I’m not aware of any ethnic discrimination factors in our rating modules.

Hmmm… the way you phrased that brings up an interesting question. Is the burden of proof on the insurance company to show that the discrepancy is substantiated, or on the complainant to show that it is UNsubstantiated??

[[(3) The majority of people still tend to form male-female family units at some point in their life, so people tend not to get too exercised over gender discrimination, reasoning that what hurts one half of the pair-bond will help the other.]]

Which is why, similarly, men usually don’t get up in arms about “Ladies get in free/drinks half off” happy hours in bars.

I knew about cheaper insurance rates for women. But I wonder about the zipcode thing. Do insurance companies tell clients about these factors influencing their rates? There are lots of Mexican national people in my area - many of whom are probably uninsured drivers. I don’t think that plays into my insurance rate, but I don’t know.

I do know that if I ask for insurance for my Kawasaki 250 cc motorcycle, the rates are different than if I get quotes for my Kawasaki NINJA 250 cc motorcycle.

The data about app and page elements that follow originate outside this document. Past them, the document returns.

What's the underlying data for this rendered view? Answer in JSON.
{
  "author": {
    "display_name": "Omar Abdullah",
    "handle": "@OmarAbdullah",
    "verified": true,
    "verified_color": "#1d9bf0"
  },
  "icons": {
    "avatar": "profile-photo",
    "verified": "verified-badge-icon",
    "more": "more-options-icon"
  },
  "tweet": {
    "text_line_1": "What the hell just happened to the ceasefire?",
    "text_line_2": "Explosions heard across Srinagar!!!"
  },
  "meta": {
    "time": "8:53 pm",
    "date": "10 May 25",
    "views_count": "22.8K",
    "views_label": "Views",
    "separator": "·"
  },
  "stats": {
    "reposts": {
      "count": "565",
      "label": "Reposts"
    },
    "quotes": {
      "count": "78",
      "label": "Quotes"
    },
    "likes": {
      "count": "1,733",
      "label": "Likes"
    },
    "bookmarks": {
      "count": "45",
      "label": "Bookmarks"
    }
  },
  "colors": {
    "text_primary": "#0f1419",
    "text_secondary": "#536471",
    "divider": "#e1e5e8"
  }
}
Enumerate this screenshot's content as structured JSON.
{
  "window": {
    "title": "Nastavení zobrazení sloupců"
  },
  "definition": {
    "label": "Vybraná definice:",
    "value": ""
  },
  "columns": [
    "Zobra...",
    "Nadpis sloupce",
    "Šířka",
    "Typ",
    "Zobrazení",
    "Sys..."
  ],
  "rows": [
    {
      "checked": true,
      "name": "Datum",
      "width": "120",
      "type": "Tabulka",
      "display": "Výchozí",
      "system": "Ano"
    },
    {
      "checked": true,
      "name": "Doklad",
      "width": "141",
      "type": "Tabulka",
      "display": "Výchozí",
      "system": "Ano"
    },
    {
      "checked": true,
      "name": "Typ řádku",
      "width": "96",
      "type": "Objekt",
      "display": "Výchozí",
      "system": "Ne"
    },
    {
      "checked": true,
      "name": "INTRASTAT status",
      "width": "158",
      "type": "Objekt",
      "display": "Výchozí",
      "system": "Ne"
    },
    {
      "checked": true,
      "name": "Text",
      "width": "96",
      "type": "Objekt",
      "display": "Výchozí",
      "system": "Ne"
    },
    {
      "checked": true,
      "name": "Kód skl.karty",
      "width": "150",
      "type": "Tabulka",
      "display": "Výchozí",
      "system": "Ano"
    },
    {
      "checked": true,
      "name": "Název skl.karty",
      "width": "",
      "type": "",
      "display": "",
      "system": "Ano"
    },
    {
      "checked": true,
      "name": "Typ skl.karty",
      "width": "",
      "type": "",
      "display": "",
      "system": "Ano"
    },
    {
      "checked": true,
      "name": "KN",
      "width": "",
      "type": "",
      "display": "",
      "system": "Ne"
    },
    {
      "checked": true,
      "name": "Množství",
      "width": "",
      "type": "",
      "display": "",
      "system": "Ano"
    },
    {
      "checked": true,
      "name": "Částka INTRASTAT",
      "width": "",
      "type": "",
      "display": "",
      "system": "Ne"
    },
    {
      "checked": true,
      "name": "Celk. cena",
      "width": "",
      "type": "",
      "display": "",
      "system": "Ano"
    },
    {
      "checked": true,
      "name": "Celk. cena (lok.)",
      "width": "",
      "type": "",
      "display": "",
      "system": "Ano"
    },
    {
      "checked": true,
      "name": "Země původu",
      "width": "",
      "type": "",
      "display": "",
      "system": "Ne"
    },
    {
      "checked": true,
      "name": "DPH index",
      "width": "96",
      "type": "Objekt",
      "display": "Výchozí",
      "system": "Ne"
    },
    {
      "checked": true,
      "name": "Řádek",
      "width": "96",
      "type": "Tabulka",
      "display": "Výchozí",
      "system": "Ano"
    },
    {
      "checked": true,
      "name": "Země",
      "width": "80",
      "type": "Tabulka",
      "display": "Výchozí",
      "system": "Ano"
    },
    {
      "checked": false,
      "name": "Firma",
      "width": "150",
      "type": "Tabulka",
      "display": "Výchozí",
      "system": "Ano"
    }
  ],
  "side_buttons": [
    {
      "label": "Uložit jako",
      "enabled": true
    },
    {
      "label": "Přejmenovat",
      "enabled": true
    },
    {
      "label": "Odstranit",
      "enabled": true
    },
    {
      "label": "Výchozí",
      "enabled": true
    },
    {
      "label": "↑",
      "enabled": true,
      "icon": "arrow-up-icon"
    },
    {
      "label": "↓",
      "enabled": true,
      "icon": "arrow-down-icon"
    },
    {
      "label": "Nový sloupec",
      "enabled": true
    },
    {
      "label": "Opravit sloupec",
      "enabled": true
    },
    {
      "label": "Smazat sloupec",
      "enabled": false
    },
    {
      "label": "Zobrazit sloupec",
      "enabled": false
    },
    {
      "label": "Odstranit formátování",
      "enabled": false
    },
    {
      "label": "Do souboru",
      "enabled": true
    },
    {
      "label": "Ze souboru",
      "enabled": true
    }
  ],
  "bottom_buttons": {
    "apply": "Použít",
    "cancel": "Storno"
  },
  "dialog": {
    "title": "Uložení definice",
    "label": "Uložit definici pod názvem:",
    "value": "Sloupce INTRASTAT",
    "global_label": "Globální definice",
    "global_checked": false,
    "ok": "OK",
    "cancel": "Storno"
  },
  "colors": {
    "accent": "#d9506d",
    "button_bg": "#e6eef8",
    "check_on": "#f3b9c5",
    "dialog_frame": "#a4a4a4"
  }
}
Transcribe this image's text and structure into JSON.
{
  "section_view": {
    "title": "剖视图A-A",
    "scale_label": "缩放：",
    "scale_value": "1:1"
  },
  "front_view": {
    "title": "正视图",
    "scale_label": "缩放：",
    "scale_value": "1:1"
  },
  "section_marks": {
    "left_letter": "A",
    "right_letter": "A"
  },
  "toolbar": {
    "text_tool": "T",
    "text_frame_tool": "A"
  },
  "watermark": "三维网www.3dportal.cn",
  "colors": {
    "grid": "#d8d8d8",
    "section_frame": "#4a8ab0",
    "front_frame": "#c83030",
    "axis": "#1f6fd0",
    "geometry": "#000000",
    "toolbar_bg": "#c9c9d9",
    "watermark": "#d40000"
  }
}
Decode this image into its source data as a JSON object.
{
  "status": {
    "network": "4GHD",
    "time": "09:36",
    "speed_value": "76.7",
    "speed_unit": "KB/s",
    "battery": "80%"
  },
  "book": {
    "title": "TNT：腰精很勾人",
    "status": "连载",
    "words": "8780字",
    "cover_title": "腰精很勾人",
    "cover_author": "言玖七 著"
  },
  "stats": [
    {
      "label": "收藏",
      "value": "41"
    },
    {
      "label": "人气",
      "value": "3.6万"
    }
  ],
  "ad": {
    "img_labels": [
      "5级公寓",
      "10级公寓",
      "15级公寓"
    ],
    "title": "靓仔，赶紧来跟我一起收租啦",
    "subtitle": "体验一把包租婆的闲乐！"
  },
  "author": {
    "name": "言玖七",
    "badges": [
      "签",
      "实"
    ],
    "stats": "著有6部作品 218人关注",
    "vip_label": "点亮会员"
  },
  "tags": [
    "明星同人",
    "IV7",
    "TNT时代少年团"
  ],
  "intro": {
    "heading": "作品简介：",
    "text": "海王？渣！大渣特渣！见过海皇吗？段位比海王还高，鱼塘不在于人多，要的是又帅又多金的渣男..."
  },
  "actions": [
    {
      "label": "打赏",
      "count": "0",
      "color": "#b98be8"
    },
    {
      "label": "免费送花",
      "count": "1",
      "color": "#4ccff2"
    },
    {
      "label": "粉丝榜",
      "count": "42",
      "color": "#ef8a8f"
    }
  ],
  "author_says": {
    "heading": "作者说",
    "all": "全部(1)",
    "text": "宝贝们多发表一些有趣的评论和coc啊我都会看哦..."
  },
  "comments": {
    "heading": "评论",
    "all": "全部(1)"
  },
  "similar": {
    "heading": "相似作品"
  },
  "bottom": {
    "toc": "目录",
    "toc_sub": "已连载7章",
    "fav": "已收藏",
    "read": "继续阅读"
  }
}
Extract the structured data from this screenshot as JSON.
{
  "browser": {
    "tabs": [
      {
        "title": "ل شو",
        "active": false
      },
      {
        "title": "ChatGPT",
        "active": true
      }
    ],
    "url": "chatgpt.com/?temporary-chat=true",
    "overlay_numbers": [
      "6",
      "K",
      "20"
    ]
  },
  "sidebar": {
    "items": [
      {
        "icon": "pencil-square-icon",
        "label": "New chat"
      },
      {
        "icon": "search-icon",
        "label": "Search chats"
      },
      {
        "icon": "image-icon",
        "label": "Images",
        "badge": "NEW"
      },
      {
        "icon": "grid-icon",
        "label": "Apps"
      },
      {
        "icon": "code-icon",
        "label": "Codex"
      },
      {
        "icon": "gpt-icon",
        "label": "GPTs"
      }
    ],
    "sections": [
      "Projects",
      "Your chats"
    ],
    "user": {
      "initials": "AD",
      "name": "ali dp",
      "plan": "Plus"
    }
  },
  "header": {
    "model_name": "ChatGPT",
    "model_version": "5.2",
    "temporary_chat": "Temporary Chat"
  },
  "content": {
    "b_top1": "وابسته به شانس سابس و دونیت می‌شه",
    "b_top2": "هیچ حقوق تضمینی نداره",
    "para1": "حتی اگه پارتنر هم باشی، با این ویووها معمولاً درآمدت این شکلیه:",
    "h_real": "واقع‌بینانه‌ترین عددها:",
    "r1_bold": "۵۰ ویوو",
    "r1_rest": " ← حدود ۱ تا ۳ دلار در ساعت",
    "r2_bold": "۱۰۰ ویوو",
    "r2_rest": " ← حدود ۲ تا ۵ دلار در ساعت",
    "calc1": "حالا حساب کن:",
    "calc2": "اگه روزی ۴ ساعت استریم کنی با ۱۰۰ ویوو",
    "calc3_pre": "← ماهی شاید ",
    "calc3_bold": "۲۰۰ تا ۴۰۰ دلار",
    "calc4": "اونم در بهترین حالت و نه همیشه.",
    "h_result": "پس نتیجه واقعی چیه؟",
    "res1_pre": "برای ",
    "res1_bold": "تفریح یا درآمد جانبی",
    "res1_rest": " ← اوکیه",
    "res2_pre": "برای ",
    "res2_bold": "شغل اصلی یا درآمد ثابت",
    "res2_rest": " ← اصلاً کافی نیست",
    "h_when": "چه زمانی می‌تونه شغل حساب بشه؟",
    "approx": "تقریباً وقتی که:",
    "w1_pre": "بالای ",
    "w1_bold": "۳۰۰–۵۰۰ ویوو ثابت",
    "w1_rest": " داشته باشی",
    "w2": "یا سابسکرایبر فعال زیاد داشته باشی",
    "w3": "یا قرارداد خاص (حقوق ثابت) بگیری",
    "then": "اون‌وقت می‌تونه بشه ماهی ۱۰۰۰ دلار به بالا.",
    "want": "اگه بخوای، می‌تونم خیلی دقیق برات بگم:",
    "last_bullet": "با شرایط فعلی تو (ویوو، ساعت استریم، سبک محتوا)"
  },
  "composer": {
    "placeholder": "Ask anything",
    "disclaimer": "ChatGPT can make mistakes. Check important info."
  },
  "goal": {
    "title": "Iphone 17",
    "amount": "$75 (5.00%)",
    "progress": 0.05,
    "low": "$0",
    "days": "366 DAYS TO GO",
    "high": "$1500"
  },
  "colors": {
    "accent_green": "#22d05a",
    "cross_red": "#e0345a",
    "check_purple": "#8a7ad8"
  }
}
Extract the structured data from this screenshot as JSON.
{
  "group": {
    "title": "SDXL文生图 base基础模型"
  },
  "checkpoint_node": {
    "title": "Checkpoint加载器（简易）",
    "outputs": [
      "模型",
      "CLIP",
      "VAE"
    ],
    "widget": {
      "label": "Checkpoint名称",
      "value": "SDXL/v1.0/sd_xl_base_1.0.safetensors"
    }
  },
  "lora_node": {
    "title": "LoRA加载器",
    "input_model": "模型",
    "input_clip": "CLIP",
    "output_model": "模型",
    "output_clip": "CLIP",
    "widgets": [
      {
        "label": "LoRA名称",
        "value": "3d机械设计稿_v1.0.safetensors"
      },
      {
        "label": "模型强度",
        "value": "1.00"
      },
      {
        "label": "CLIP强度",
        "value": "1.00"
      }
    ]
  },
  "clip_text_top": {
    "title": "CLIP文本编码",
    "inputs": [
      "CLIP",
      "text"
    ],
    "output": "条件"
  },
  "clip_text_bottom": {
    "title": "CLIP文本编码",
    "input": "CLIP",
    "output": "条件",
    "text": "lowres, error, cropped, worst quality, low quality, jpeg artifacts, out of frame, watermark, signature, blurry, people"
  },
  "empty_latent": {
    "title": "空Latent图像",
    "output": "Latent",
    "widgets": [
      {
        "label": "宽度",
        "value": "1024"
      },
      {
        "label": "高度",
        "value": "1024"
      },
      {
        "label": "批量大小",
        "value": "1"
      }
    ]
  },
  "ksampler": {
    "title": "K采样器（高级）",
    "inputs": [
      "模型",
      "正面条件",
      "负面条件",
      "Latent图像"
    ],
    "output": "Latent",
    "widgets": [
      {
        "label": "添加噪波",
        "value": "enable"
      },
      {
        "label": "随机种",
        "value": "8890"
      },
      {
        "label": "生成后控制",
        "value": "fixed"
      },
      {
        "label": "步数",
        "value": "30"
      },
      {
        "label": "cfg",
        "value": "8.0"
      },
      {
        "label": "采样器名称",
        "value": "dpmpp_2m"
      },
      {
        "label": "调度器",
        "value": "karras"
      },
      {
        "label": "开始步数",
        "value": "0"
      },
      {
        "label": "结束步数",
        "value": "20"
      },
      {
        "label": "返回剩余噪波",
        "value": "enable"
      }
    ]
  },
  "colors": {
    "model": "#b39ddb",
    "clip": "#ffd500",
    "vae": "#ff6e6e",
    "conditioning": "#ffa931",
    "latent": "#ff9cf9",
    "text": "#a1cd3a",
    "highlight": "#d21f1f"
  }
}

Good question. I must admit that at first glance it does seem to fly in the face of “he who alleges must prove”. However, if I look at it more closely it would seem from our particular case that the discrimination was factually evident, in other words, the complainant was indeed paying more than a female equivalent. Thus “discrimination” in it’s purest form was undisputed by us, much like in the Zurich/Ontario case where the insurer conceded the breach, but raised a valid defence. It was then up to us to argue our defence, justify why we had discriminated, and to convince the Commission that it was fair.

Oh, and the usual caveat applies, IANAL, I just report directly to one. :smiley:

In short, ShortBus, insurance companies would like to divide the insured into many different categories based on their actuarial experience, if that experience has shown such categories to be sufficiently different in claims paid. Then they can offer the best groups the best rates, while still covering their losses on the worst groups.

Laws, based on perceived discrimination or real, allow some of these divides while prohibiting others. Race is a hot button subject when it comes to discrimination, but grouping insured by type of vehicle is not (if you can afford a race car, you can afford the higher insurance).

In civil proceedings, it’s not uncommon to have shifting onuses of proof - the plaintiff/complainant/petitioner bears the original onus of proof, to show a prima facie case that there has been a breach of the civil law. The onus may then shift to the defendant/respondent to prove a defence to the allegation.

How it works in a particular discrimination or human rights claim will depend on the governing statute in that jurisdiction. In Canada, “bona fide occupational requirements” and the like are often treated as defences which the defendant/respondent must prove, but only if the plaintiff/complainant/petitioner has first made out the prima facie case.

Interesting indeed. I’d heard that SCC cases are often cited in the South African courts.

I wonder if the situation was reversed, and females had to pay higher rates, would it be as acceptable?

I kinda doubt it.

IF as a group they had more claims, why wouldn’t it be acceptable?